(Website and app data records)
=== Begin Enclosure ===

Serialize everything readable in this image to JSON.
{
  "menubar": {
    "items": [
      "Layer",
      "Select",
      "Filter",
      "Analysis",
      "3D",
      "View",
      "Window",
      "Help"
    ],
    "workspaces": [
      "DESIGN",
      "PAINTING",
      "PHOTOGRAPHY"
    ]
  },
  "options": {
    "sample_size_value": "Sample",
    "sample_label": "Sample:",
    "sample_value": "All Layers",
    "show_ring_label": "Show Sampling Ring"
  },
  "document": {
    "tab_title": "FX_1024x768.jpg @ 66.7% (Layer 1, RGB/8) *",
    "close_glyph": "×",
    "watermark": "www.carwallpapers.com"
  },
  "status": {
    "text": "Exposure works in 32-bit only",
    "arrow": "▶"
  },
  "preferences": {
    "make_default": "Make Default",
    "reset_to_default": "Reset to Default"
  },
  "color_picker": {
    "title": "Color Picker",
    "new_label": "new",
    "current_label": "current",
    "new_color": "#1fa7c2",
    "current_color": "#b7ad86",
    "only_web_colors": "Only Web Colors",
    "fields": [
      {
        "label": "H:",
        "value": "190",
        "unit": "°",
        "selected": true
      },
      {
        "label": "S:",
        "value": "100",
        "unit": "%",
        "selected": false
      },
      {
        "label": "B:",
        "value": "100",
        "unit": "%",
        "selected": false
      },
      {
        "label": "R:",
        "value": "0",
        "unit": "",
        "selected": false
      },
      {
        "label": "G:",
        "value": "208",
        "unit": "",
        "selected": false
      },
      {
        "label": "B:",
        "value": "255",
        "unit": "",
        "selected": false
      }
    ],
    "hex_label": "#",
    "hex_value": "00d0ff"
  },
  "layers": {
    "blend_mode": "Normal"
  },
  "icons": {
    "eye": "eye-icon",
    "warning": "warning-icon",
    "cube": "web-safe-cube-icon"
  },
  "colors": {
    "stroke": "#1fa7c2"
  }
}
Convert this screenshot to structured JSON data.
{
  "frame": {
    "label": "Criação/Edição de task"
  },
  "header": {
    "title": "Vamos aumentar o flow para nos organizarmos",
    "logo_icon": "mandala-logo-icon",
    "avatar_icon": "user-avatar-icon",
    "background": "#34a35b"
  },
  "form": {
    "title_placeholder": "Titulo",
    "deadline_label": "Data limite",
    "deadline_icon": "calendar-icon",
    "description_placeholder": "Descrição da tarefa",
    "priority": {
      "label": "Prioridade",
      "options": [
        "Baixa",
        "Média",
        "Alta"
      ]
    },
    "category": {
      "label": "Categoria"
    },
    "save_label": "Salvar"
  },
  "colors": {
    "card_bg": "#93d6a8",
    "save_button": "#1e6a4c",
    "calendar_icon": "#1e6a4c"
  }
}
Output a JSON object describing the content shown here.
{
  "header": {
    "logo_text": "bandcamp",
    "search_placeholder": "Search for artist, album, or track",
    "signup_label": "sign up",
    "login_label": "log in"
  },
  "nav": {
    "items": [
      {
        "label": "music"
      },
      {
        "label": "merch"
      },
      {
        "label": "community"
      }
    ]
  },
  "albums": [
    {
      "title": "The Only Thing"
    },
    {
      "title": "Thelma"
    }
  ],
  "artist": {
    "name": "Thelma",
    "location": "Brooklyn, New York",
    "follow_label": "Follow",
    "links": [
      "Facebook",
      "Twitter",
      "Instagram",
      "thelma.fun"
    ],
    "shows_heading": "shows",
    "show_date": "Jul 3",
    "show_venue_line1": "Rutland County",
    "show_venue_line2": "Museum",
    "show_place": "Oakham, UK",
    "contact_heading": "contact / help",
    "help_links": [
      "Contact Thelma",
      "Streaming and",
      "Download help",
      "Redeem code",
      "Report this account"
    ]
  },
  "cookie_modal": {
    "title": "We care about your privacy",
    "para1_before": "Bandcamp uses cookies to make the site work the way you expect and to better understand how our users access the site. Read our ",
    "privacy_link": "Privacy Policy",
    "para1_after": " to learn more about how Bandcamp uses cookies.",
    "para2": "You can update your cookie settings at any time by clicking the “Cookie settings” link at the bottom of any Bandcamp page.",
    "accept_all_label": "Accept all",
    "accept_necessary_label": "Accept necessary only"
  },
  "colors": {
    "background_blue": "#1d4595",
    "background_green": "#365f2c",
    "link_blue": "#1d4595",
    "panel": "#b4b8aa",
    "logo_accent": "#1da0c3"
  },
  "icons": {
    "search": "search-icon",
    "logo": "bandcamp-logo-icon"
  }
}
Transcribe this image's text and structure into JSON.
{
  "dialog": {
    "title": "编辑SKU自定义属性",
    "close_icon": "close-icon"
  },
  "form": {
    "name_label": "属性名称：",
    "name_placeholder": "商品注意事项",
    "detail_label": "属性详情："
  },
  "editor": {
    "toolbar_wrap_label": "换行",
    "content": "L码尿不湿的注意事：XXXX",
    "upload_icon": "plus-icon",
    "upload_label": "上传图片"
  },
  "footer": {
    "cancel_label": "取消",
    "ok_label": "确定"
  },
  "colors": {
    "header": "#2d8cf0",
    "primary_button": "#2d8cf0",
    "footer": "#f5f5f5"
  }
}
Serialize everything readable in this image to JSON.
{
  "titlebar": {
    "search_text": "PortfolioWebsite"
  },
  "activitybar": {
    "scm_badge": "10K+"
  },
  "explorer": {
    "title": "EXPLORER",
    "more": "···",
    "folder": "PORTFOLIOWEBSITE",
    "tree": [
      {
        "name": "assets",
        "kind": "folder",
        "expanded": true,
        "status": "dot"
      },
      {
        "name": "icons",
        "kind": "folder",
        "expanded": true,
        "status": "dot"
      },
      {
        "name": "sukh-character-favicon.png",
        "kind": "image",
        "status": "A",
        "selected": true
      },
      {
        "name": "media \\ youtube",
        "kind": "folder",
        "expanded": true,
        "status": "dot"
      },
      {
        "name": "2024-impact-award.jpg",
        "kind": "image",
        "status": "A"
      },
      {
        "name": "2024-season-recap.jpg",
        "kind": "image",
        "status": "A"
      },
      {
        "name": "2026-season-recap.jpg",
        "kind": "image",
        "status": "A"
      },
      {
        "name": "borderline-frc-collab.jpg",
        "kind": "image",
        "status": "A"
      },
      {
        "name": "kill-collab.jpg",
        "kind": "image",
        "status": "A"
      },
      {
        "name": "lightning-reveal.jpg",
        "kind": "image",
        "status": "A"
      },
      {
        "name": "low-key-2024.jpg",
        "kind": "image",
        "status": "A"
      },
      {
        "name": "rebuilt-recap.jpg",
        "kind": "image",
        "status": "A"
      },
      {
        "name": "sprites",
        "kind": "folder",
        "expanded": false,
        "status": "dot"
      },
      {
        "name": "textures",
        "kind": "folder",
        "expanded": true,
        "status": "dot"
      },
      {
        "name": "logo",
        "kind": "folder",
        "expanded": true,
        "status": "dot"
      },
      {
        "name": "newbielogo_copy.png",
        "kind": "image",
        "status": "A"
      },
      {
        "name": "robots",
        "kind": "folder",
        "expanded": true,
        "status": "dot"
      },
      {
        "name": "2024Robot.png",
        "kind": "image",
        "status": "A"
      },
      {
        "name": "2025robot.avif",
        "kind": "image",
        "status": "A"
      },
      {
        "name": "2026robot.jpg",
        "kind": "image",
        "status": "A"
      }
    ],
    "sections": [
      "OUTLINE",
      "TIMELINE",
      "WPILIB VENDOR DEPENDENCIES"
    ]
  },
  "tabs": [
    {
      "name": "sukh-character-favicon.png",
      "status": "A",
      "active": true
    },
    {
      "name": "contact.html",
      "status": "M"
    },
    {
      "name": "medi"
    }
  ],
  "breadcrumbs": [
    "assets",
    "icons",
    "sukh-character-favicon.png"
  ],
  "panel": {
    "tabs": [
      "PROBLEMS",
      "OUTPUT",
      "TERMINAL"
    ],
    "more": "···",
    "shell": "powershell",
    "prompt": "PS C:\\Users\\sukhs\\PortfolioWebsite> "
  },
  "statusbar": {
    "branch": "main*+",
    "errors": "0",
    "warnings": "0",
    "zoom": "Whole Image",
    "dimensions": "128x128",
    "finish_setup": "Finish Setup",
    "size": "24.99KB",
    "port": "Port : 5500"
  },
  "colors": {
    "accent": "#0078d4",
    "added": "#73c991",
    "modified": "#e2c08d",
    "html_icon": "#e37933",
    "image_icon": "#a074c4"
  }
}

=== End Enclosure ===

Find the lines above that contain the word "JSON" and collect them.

### TASK ANSWER
Serialize everything readable in this image to JSON.
Convert this screenshot to structured JSON data.
Output a JSON object describing the content shown here.
Transcribe this image's text and structure into JSON.
Serialize everything readable in this image to JSON.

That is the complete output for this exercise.